The above preview is unformatted text

This student written piece of work is one of many that can be found in our GCSE Politics section.

Found what you're looking for?

  • Start learning 29% faster today
  • 150,000+ documents available
  • Just £6.99 a month

Not the one? Search for your essay title...
  • Join over 1.2 million students every month
  • Accelerate your learning by 29%
  • Unlimited access from just £6.99 per month

See related essaysSee related essays

Related GCSE Politics essays

  1. "Why did the Conservative government lose so much support by 1906?"

    The 'non-conformists' and middle classes were upset at this because it was seen as 'immoral practices'. The slaves were treated badly and they were all men, this resulted in them turning to other men for sexual gratification because they were away from there wives for so long.

  2. How effective were the social reforms of the Labour Government of 1945-1951 in dealing ...

    Their National Health Service meant that, for the first time, all Britons had free access to a range of health services, ranging from hospital and GP treatment to Dental and Optical care. The creation of the NHS - led by a principled Welsh socialist named Anuerin Bevan -was not an uncomplicated matter for Labour Party.

  1. Given Churchill’s popularity in the war, why did he lose the 1945 election?

    Since the publication of the Beveridge Report, opinion polls had been showing Labour well ahead of the Conservatives. The electorate was not so much against Churchill as the Tories, whom it held responsible for the unemployment of the 1930's and for the election campaign struck the right chords, while Churchill's

  2. Critically evaluate/assess the achievements of Sergei Witte and their consequences for the social groups ...

    Chris Corin (p78) When he was appointed chairman of Russian council of ministers in 1905 during the Russian revolution of 1905, He was Convinced that Russia's interests in the Far East were best served by commerce and railroad-building, not belligerence, Witte strongly opposed the drift to war with Japan over (among other problems)

  1. To what extent did the Conservatives lose the election rather than the Liberals win ...

    But perhaps what attracted the voter's support was the repeal and reversal of many of the unpopular Conservative reforms. For example part of their manifesto was to repeal the Education Act of 1902. This repeal pleased nonconformists as when the reform was passed under Conservative governing it proved to be very unpopular with nonconformists.

  2. What were the main problems facing the new states of central Europein the interwar ...

    Not alone in rebuilding its economic status after the war Poland faced great competition for securing credit. The result, commented by A. Zamoyski 'was a bumpy economic start'13. Foreign capital saw the newly established European states as rather uncertain investments.

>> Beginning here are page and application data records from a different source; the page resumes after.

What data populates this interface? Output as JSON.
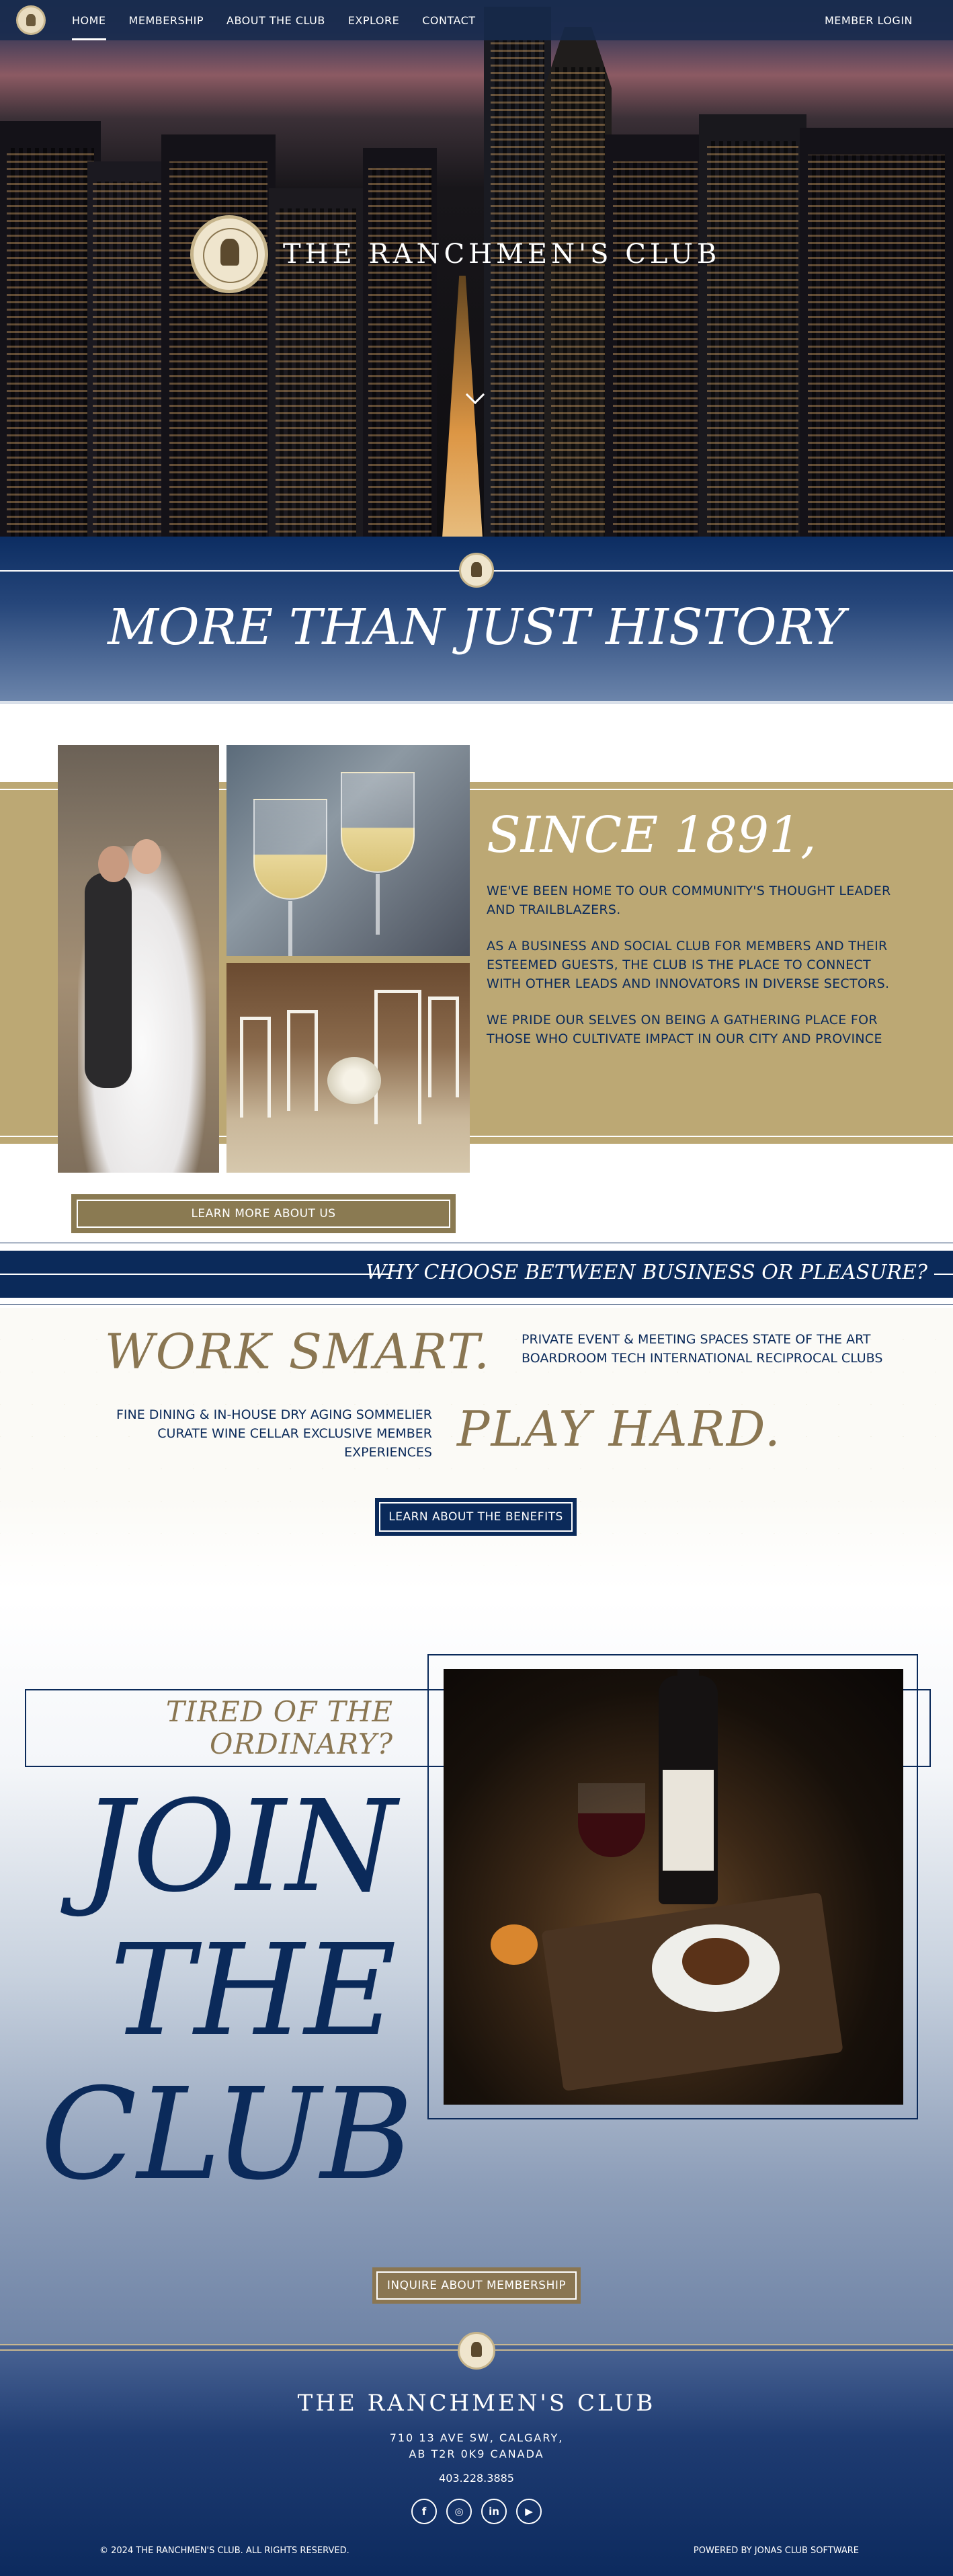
{
  "nav": {
    "items": [
      {
        "label": "HOME",
        "active": true
      },
      {
        "label": "MEMBERSHIP",
        "active": false
      },
      {
        "label": "ABOUT THE CLUB",
        "active": false
      },
      {
        "label": "EXPLORE",
        "active": false
      },
      {
        "label": "CONTACT",
        "active": false
      }
    ],
    "login": "MEMBER LOGIN"
  },
  "hero": {
    "brand": "THE RANCHMEN'S CLUB",
    "scroll_icon": "chevron-down-icon"
  },
  "history": {
    "heading": "MORE THAN JUST HISTORY"
  },
  "since": {
    "heading": "SINCE 1891,",
    "paragraphs": [
      "WE'VE BEEN HOME TO OUR COMMUNITY'S THOUGHT LEADER AND TRAILBLAZERS.",
      "AS A BUSINESS AND SOCIAL CLUB FOR MEMBERS AND THEIR ESTEEMED GUESTS, THE CLUB IS THE PLACE TO CONNECT WITH OTHER LEADS AND INNOVATORS IN DIVERSE SECTORS.",
      "WE PRIDE OUR SELVES ON BEING A GATHERING PLACE FOR THOSE WHO CULTIVATE IMPACT IN OUR CITY AND PROVINCE"
    ],
    "button": "LEARN MORE ABOUT US"
  },
  "why": {
    "heading": "WHY CHOOSE BETWEEN BUSINESS OR PLEASURE?"
  },
  "work": {
    "title": "WORK SMART.",
    "text": "PRIVATE EVENT & MEETING SPACES STATE OF THE ART BOARDROOM TECH INTERNATIONAL RECIPROCAL CLUBS"
  },
  "play": {
    "title": "PLAY HARD.",
    "text": "FINE DINING & IN-HOUSE DRY AGING SOMMELIER CURATE WINE CELLAR EXCLUSIVE MEMBER EXPERIENCES"
  },
  "benefits_button": "LEARN ABOUT THE BENEFITS",
  "join": {
    "tired_line1": "TIRED OF THE",
    "tired_line2": "ORDINARY?",
    "line1": "JOIN",
    "line2": "THE",
    "line3": "CLUB",
    "button": "INQUIRE ABOUT MEMBERSHIP"
  },
  "footer": {
    "brand": "THE RANCHMEN'S CLUB",
    "address_line1": "710 13 AVE SW, CALGARY,",
    "address_line2": "AB T2R 0K9 CANADA",
    "phone": "403.228.3885",
    "social": [
      {
        "icon": "facebook-icon",
        "glyph": "f"
      },
      {
        "icon": "instagram-icon",
        "glyph": "◎"
      },
      {
        "icon": "linkedin-icon",
        "glyph": "in"
      },
      {
        "icon": "youtube-icon",
        "glyph": "▶"
      }
    ],
    "copyright": "© 2024 THE RANCHMEN'S CLUB. ALL RIGHTS RESERVED.",
    "powered": "POWERED BY JONAS CLUB SOFTWARE"
  },
  "colors": {
    "navy": "#0b2a5a",
    "gold": "#bca874",
    "gold_dark": "#8a7652"
  }
}
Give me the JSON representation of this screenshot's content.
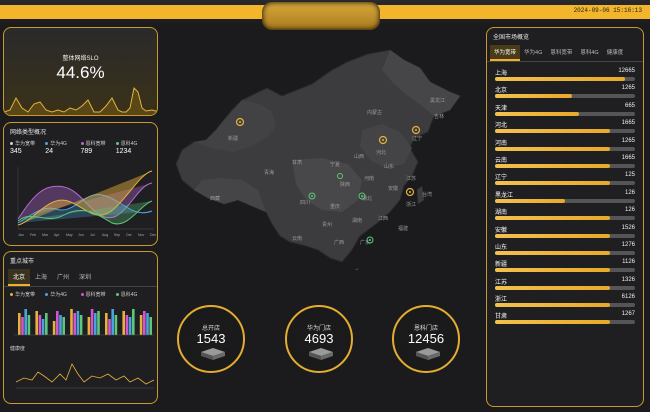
{
  "header": {
    "datetime": "2024-09-06 15:16:13"
  },
  "slo": {
    "label": "整体网络SLO",
    "value": "44.6%"
  },
  "network": {
    "title": "网络类型概况",
    "legend": [
      {
        "name": "华为宽带",
        "value": "345",
        "color": "#d0d0d0"
      },
      {
        "name": "华为4G",
        "value": "24",
        "color": "#4aa3e0"
      },
      {
        "name": "恩科宽带",
        "value": "789",
        "color": "#b46ad6"
      },
      {
        "name": "恩科4G",
        "value": "1234",
        "color": "#5ec87a"
      }
    ],
    "months": [
      "Jan",
      "Feb",
      "Mar",
      "Apr",
      "May",
      "Jun",
      "Jul",
      "Aug",
      "Sep",
      "Oct",
      "Nov",
      "Dec"
    ]
  },
  "cities": {
    "title": "重点城市",
    "tabs": [
      "北京",
      "上海",
      "广州",
      "深圳"
    ],
    "legend": [
      "华为宽带",
      "华为4G",
      "恩科宽带",
      "恩科4G"
    ],
    "trend_label": "健康度"
  },
  "counters": [
    {
      "label": "总开店",
      "value": "1543"
    },
    {
      "label": "华为门店",
      "value": "4693"
    },
    {
      "label": "恩科门店",
      "value": "12456"
    }
  ],
  "market": {
    "title": "全国市场概览",
    "tabs": [
      "华为宽带",
      "华为4G",
      "恩科宽带",
      "恩科4G",
      "健康度"
    ],
    "rows": [
      {
        "name": "上海",
        "value": "12665",
        "pct": 0.93
      },
      {
        "name": "北京",
        "value": "1265",
        "pct": 0.55
      },
      {
        "name": "天津",
        "value": "665",
        "pct": 0.6
      },
      {
        "name": "河北",
        "value": "1665",
        "pct": 0.82
      },
      {
        "name": "河南",
        "value": "1265",
        "pct": 0.82
      },
      {
        "name": "云南",
        "value": "1665",
        "pct": 0.82
      },
      {
        "name": "辽宁",
        "value": "125",
        "pct": 0.82
      },
      {
        "name": "黑龙江",
        "value": "126",
        "pct": 0.5
      },
      {
        "name": "湖南",
        "value": "126",
        "pct": 0.82
      },
      {
        "name": "安徽",
        "value": "1526",
        "pct": 0.82
      },
      {
        "name": "山东",
        "value": "1276",
        "pct": 0.82
      },
      {
        "name": "新疆",
        "value": "1126",
        "pct": 0.82
      },
      {
        "name": "江苏",
        "value": "1326",
        "pct": 0.82
      },
      {
        "name": "浙江",
        "value": "6126",
        "pct": 0.82
      },
      {
        "name": "甘肃",
        "value": "1267",
        "pct": 0.82
      }
    ]
  },
  "map": {
    "labels": [
      "黑龙江",
      "吉林",
      "辽宁",
      "内蒙古",
      "新疆",
      "西藏",
      "青海",
      "甘肃",
      "宁夏",
      "陕西",
      "山西",
      "河北",
      "山东",
      "河南",
      "安徽",
      "江苏",
      "湖北",
      "四川",
      "重庆",
      "贵州",
      "云南",
      "湖南",
      "江西",
      "浙江",
      "福建",
      "广东",
      "广西",
      "台湾"
    ]
  }
}
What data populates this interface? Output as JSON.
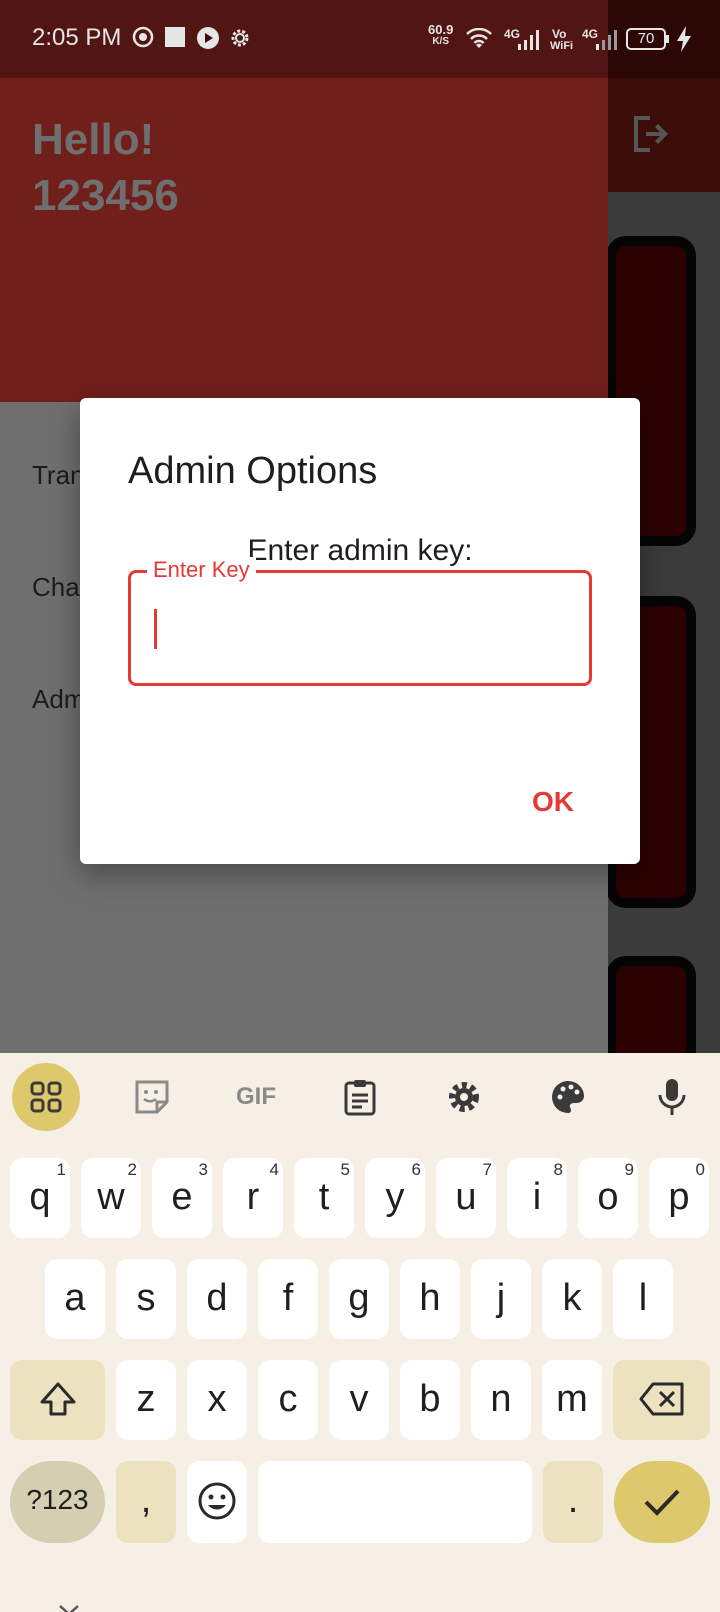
{
  "status_bar": {
    "time": "2:05 PM",
    "net_speed_value": "60.9",
    "net_speed_unit": "K/S",
    "sim1_label": "4G",
    "volte_label_top": "Vo",
    "volte_label_bottom": "WiFi",
    "sim2_label": "4G",
    "battery_level": "70"
  },
  "drawer": {
    "greeting_line1": "Hello!",
    "greeting_line2": "123456",
    "items": [
      {
        "label": "Tran"
      },
      {
        "label": "Cha"
      },
      {
        "label": "Adm"
      }
    ]
  },
  "dialog": {
    "title": "Admin Options",
    "message": "Enter admin key:",
    "field_label": "Enter Key",
    "field_value": "",
    "ok_label": "OK"
  },
  "keyboard": {
    "row1": [
      {
        "key": "q",
        "hint": "1"
      },
      {
        "key": "w",
        "hint": "2"
      },
      {
        "key": "e",
        "hint": "3"
      },
      {
        "key": "r",
        "hint": "4"
      },
      {
        "key": "t",
        "hint": "5"
      },
      {
        "key": "y",
        "hint": "6"
      },
      {
        "key": "u",
        "hint": "7"
      },
      {
        "key": "i",
        "hint": "8"
      },
      {
        "key": "o",
        "hint": "9"
      },
      {
        "key": "p",
        "hint": "0"
      }
    ],
    "row2": [
      "a",
      "s",
      "d",
      "f",
      "g",
      "h",
      "j",
      "k",
      "l"
    ],
    "row3": [
      "z",
      "x",
      "c",
      "v",
      "b",
      "n",
      "m"
    ],
    "symbols_label": "?123",
    "comma_label": ",",
    "period_label": ".",
    "gif_label": "GIF"
  },
  "colors": {
    "accent_red": "#e53935",
    "drawer_header": "#711f1b",
    "keyboard_bg": "#f5efe6",
    "keyboard_accent": "#ddc86b"
  }
}
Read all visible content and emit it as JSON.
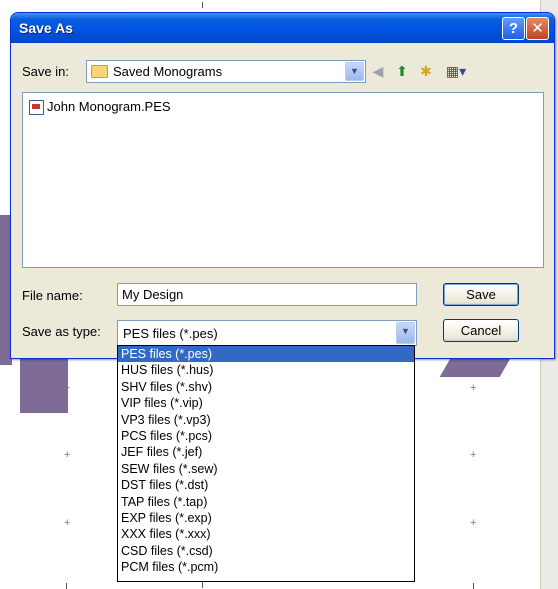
{
  "dialog": {
    "title": "Save As",
    "help_icon_glyph": "?",
    "close_icon_glyph": "✕",
    "save_in_label": "Save in:",
    "save_in_value": "Saved Monograms",
    "file_name_label": "File name:",
    "file_name_value": "My Design",
    "save_as_type_label": "Save as type:",
    "save_as_type_value": "PES files (*.pes)",
    "save_button": "Save",
    "cancel_button": "Cancel"
  },
  "files": [
    "John Monogram.PES"
  ],
  "type_options": [
    "PES files (*.pes)",
    "HUS files (*.hus)",
    "SHV files (*.shv)",
    "VIP files (*.vip)",
    "VP3 files (*.vp3)",
    "PCS files (*.pcs)",
    "JEF files (*.jef)",
    "SEW files (*.sew)",
    "DST files (*.dst)",
    "TAP files (*.tap)",
    "EXP files (*.exp)",
    "XXX files (*.xxx)",
    "CSD files (*.csd)",
    "PCM files (*.pcm)"
  ],
  "selected_option_index": 0,
  "colors": {
    "title_bar": "#0054e3",
    "selection": "#316ac5",
    "dialog_face": "#ece9d8"
  },
  "icons": [
    "help-icon",
    "close-icon",
    "folder-icon",
    "back-icon",
    "up-folder-icon",
    "new-folder-icon",
    "views-menu-icon",
    "dropdown-arrow-icon",
    "pes-file-icon"
  ]
}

  1. Malta at the turn of the 19th Century.

    During his stay he tried to increase the interest of the Maltese in favour of France, some sort of propaganda. On the other hand the British sent the General Ball who had already been in Malta. The General tried to increase British popularity.

  2. The debate over immigration and French identity is one of the most controversial questions ...

    immigration phenomenon role of the state in interwar french society This is hardly a modern notion owed to Jacobin revolutionaries, paternal government (regimen paternale) which is the most despotic government of all, the citizens being dealt with by it as mere children.

  • Over 160,000 pieces
    of student written work
  • Annotated by
    experienced teachers
  • Ideas and feedback to
    improve your own work